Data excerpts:
Start of Block

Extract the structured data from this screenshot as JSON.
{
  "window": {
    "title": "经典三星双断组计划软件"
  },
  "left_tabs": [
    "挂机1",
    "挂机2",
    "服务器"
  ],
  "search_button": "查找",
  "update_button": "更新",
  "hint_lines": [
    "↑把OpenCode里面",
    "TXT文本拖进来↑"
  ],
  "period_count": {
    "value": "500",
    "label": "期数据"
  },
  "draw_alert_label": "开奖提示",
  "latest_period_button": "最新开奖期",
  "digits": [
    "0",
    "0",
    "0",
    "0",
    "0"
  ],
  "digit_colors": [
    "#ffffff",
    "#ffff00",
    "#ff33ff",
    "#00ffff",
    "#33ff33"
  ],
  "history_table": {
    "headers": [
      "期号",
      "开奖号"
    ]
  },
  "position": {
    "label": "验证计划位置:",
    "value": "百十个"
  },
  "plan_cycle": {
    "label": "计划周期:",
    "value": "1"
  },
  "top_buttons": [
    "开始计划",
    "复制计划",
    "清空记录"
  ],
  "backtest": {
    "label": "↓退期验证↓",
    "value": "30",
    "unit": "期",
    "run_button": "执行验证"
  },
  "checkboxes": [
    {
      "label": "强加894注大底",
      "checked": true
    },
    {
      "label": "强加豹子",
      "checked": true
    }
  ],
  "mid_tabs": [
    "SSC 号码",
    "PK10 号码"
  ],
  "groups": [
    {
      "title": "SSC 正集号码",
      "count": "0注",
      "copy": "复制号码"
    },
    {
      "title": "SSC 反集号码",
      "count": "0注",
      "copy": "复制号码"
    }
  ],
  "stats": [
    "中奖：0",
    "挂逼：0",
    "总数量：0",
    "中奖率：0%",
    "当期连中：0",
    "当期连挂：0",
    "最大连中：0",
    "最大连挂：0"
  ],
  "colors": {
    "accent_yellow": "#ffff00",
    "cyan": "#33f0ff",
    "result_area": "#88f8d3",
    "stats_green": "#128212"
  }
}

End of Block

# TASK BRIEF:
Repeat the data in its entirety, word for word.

# SOLUTION TO THE PROBLEM:
Extract the structured data from this screenshot as JSON.
{
  "window": {
    "title": "经典三星双断组计划软件"
  },
  "left_tabs": [
    "挂机1",
    "挂机2",
    "服务器"
  ],
  "search_button": "查找",
  "update_button": "更新",
  "hint_lines": [
    "↑把OpenCode里面",
    "TXT文本拖进来↑"
  ],
  "period_count": {
    "value": "500",
    "label": "期数据"
  },
  "draw_alert_label": "开奖提示",
  "latest_period_button": "最新开奖期",
  "digits": [
    "0",
    "0",
    "0",
    "0",
    "0"
  ],
  "digit_colors": [
    "#ffffff",
    "#ffff00",
    "#ff33ff",
    "#00ffff",
    "#33ff33"
  ],
  "history_table": {
    "headers": [
      "期号",
      "开奖号"
    ]
  },
  "position": {
    "label": "验证计划位置:",
    "value": "百十个"
  },
  "plan_cycle": {
    "label": "计划周期:",
    "value": "1"
  },
  "top_buttons": [
    "开始计划",
    "复制计划",
    "清空记录"
  ],
  "backtest": {
    "label": "↓退期验证↓",
    "value": "30",
    "unit": "期",
    "run_button": "执行验证"
  },
  "checkboxes": [
    {
      "label": "强加894注大底",
      "checked": true
    },
    {
      "label": "强加豹子",
      "checked": true
    }
  ],
  "mid_tabs": [
    "SSC 号码",
    "PK10 号码"
  ],
  "groups": [
    {
      "title": "SSC 正集号码",
      "count": "0注",
      "copy": "复制号码"
    },
    {
      "title": "SSC 反集号码",
      "count": "0注",
      "copy": "复制号码"
    }
  ],
  "stats": [
    "中奖：0",
    "挂逼：0",
    "总数量：0",
    "中奖率：0%",
    "当期连中：0",
    "当期连挂：0",
    "最大连中：0",
    "最大连挂：0"
  ],
  "colors": {
    "accent_yellow": "#ffff00",
    "cyan": "#33f0ff",
    "result_area": "#88f8d3",
    "stats_green": "#128212"
  }
}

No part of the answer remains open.